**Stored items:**
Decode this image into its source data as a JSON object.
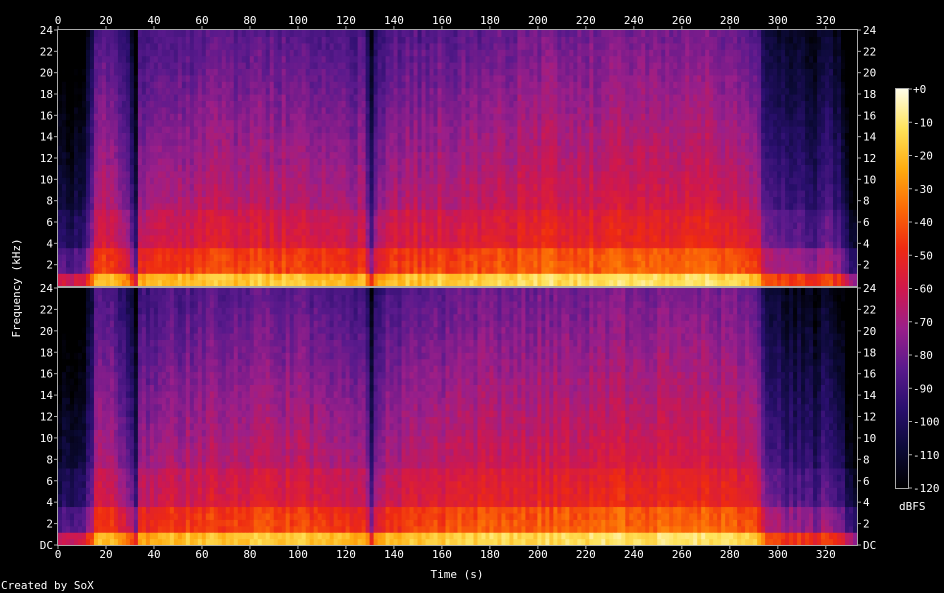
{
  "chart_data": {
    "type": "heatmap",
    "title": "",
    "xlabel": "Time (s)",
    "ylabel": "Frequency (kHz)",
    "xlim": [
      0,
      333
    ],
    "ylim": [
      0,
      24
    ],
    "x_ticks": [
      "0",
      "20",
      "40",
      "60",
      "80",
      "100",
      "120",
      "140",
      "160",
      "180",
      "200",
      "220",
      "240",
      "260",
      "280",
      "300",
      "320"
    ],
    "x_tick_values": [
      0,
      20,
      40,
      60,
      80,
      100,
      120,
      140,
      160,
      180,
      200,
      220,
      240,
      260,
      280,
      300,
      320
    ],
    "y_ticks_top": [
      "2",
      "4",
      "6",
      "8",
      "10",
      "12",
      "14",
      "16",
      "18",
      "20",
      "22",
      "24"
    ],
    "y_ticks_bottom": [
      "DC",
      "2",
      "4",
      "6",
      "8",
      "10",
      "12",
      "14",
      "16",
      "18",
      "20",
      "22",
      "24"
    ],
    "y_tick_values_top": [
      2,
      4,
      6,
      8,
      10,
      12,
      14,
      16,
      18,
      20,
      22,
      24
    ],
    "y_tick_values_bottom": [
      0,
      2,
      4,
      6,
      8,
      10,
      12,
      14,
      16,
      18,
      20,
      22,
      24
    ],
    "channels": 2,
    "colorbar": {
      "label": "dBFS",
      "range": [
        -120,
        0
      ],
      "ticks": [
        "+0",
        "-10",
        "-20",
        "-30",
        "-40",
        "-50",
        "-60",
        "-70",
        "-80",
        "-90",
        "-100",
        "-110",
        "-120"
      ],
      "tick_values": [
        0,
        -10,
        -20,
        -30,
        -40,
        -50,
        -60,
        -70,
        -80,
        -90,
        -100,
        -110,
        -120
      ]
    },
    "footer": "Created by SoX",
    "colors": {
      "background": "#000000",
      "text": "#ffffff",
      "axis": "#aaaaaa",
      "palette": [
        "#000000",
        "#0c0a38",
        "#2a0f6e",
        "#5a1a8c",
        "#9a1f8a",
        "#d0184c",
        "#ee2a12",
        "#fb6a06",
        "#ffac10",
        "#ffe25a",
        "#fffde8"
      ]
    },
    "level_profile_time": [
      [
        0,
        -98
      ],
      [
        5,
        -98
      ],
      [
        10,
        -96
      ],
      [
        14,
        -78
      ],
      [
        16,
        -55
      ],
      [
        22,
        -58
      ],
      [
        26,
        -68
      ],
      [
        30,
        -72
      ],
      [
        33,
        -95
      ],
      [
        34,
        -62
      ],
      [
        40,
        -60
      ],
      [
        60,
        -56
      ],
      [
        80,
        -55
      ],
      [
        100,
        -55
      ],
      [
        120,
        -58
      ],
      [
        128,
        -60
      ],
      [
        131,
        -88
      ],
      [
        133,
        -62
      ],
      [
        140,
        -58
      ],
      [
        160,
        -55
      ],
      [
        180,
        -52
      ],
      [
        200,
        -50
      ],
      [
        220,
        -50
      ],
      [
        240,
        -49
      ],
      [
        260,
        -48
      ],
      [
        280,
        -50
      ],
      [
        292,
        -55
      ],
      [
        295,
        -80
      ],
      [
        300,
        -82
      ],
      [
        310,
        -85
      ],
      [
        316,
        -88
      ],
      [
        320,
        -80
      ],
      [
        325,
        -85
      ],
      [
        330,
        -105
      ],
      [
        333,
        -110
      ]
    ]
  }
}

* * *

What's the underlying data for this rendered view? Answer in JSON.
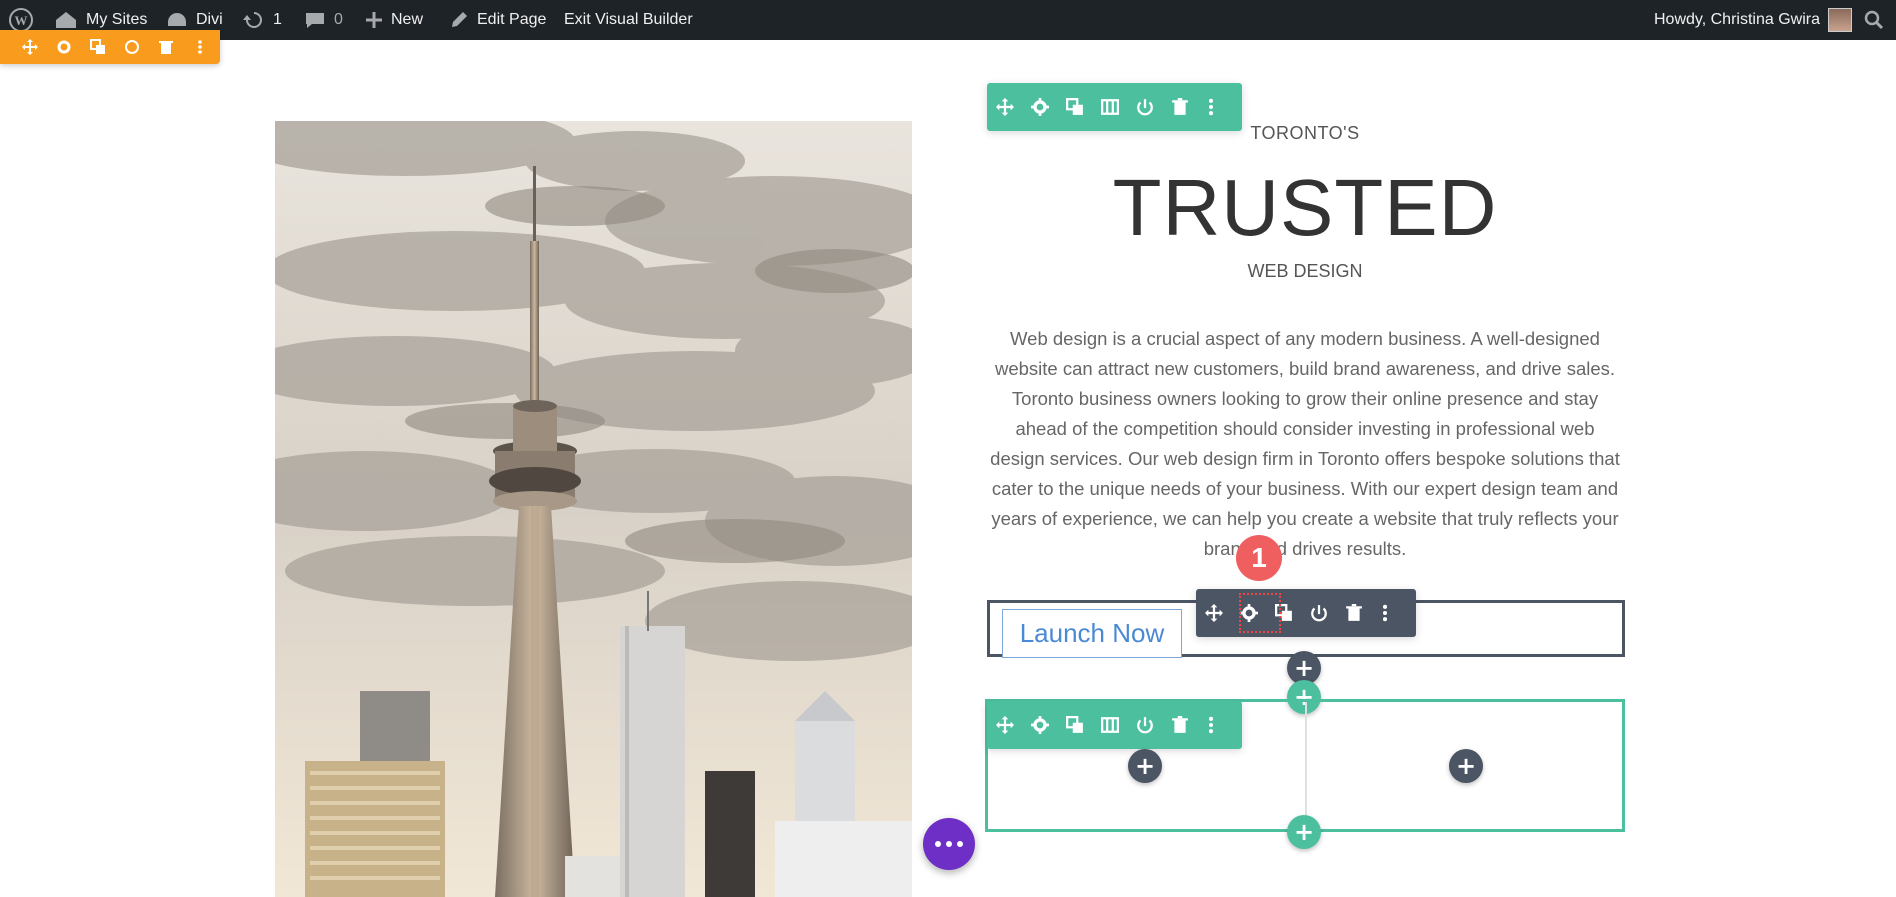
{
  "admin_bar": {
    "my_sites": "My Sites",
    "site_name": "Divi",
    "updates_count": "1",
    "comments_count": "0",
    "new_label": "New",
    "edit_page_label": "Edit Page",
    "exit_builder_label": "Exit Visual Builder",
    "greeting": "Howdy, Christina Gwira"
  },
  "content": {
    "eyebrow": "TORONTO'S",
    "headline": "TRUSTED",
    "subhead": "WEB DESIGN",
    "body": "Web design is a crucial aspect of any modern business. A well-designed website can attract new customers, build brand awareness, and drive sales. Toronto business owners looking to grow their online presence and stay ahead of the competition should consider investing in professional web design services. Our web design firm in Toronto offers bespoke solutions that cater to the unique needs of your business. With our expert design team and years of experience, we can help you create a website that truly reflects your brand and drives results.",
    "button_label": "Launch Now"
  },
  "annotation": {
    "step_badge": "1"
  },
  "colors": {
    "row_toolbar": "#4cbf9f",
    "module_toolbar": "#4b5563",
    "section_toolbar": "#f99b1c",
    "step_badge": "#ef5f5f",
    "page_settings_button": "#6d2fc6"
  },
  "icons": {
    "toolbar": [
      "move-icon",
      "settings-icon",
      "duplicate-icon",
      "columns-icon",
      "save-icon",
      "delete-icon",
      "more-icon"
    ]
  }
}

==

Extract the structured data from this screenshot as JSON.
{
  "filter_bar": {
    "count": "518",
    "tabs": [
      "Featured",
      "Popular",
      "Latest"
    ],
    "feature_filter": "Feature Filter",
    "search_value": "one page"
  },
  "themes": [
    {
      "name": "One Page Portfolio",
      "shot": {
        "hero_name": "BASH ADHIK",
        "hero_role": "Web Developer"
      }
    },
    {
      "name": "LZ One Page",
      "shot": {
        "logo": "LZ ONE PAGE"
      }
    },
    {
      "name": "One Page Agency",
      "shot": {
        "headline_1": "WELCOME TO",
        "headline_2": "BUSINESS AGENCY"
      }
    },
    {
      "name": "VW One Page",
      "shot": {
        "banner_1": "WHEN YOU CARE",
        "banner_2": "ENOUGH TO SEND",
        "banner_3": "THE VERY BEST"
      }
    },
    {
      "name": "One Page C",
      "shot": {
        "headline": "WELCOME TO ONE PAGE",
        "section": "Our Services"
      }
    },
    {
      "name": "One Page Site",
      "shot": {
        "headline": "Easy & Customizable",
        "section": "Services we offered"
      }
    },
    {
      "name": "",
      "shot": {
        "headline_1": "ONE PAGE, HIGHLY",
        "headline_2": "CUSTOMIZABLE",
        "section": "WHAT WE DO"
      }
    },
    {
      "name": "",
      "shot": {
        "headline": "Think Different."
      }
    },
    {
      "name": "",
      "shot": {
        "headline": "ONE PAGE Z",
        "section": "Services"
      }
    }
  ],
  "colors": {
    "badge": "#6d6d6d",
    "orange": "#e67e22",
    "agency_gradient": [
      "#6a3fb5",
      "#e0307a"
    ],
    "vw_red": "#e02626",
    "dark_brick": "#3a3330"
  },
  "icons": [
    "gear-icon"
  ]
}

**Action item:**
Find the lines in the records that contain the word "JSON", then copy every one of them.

**Problem solution:**
Decode this image into its source data as a JSON object.
What's the underlying data for this rendered view? Answer in JSON.
Extract the structured data from this screenshot as JSON.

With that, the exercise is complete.